Climate change is the biggest threat that we face, with the potential to ruin the planet more than a nuclear war. Any attempt to be a “moderate” on the issue delegitimizes the government, and its purpose of protecting the people. We cannot forget this as we move forward, or be charmed by Republican half-truths.

Science Now + Beyond

This is what you need to know about Trump’s Secretary of State Rex Tillerson

Rex Tillerson was recently confirmed as Secretary of State. Other news sources have been frantically discussing what he means for international relations, but few are wondering what this former oilman could mean for the future of the environment.

Before his nomination, Tillerson was complicit in actively undermining environmentalist efforts. The company he formerly headed, ExxonMobil, has an ongoing interest in disproving climate change. ExxonMobil is probably the first thing that comes to mind when thinking about Big Oil: the international company is one the biggest and most profitable in the world. And to protect its main product, it has a record of funding climate change denial groups and deceiving investors about the real impact of climate change.

The latter infraction gave birth to the hashtag #Exxonknew, and dug up evidence that the company knew about climate change since the 60’s, yet still claimed uncertainty and sowed doubt. And these are only some of the shady things the company has done (i.e. TORTURE.)

Yet, Tillerson has voiced some seemingly responsible opinions as far as climate change denial goes. He doesn’t outright deny climate change, and seems to acknowledge its threats in some ways. As a result, some journalists have praised him as a good “moderate” as opposed to the other folks in Trump’s cabinet.

Don’t be fooled, Tillerson might be the worst pick in this entire administration. His ties to Big Oil underline a terrifying trend in US Politics: putting powerful business interests above the safety and wellbeing of the American people.

Climate change has the potential to destroy major cities with rising tides, exacerbate the existing drought & wildfire problems, and make life much more difficult for Americans. The HUMAN-caused warming of the planet should be treated like national security threat that it is, yet Tillerson is running in circles around the issue.

Although he may not seem as brazen as Trump in regards to climate change, none of what he is saying about climate change is even remotely true. He claims that “Our ability to predict [climate change] is very limited”, yet this is a falsehood. Scientists are in fact able to predict the warming impact down to the degree. He claims that climate change is something that we can adapt to, instead of trying to directly prevent. Yet there are threatened communities around the world that are already unable to adapt to a rise in wildfires, deforestation, drought, and other adverse environmental impacts.

No, The Washington Post, this doesn’t mean that he “sees climate change primarily through the eyes of an engineer, as something that must be solved largely through innovation and ingenuity.” Tillerson is trying to downplay the imminent threat of climate change to protect the business interests he is directly linked to.

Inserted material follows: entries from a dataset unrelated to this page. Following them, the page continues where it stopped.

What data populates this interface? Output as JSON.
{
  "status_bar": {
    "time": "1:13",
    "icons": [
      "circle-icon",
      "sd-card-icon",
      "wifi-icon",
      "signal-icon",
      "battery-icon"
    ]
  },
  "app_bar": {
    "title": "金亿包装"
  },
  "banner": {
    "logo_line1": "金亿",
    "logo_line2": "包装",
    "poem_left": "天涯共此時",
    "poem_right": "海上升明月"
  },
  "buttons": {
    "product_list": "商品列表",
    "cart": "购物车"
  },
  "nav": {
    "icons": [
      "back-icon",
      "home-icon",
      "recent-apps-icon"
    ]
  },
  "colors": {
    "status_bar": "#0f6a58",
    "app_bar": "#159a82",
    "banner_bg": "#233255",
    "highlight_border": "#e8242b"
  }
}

While Tillerson was CEO, he did little to back up his so-called moderate position on climate change. He expanded Exxon’s funding of climate denial groups. Under his leadership, Exxon has harassed nonprofits and contributed to the re-election of climate denier Lamar Smith. While in office, Tillerson will have a vested interest in rejecting the Paris Climate Agreement, as Exxon’s finances have no plans for it.

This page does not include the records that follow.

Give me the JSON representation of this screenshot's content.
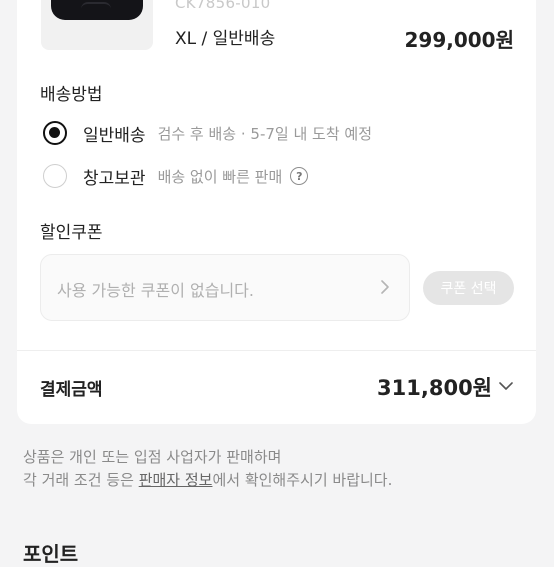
{
  "product": {
    "code": "CK7856-010",
    "option": "XL / 일반배송",
    "price": "299,000원"
  },
  "shipping": {
    "title": "배송방법",
    "options": [
      {
        "label": "일반배송",
        "desc": "검수 후 배송 · 5-7일 내 도착 예정",
        "selected": true
      },
      {
        "label": "창고보관",
        "desc": "배송 없이 빠른 판매",
        "selected": false
      }
    ]
  },
  "coupon": {
    "title": "할인쿠폰",
    "placeholder": "사용 가능한 쿠폰이 없습니다.",
    "button_label": "쿠폰 선택"
  },
  "payment": {
    "label": "결제금액",
    "amount": "311,800원"
  },
  "notice": {
    "line1": "상품은 개인 또는 입점 사업자가 판매하며",
    "line2_prefix": "각 거래 조건 등은 ",
    "line2_link": "판매자 정보",
    "line2_suffix": "에서 확인해주시기 바랍니다."
  },
  "next_section_title": "포인트",
  "icons": {
    "help": "help-circle-icon",
    "chevron_right": "chevron-right-icon",
    "chevron_down": "chevron-down-icon"
  }
}
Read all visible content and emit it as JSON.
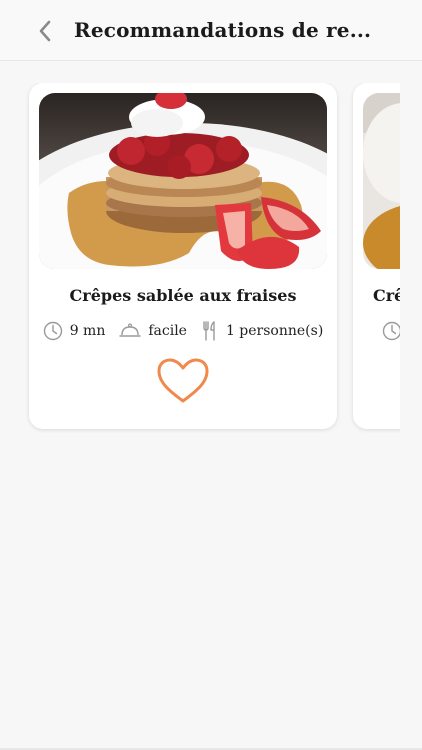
{
  "header": {
    "title": "Recommandations de re..."
  },
  "recipes": [
    {
      "title": "Crêpes sablée aux fraises",
      "time": "9 mn",
      "difficulty": "facile",
      "servings": "1 personne(s)",
      "favorite_color": "#f08a4b"
    },
    {
      "title": "Crê"
    }
  ]
}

His lack of outright climate change denial seems less threatening, but in fact, in makes him all the more dangerous. If we were to take a good, equitable look at the people around the world (and even just in this country) who are already suffering, we would see that global warming and environmental destruction are among the biggest threats we face. His promise to downplay these effects will only keep us complacent as the tide continues to rise.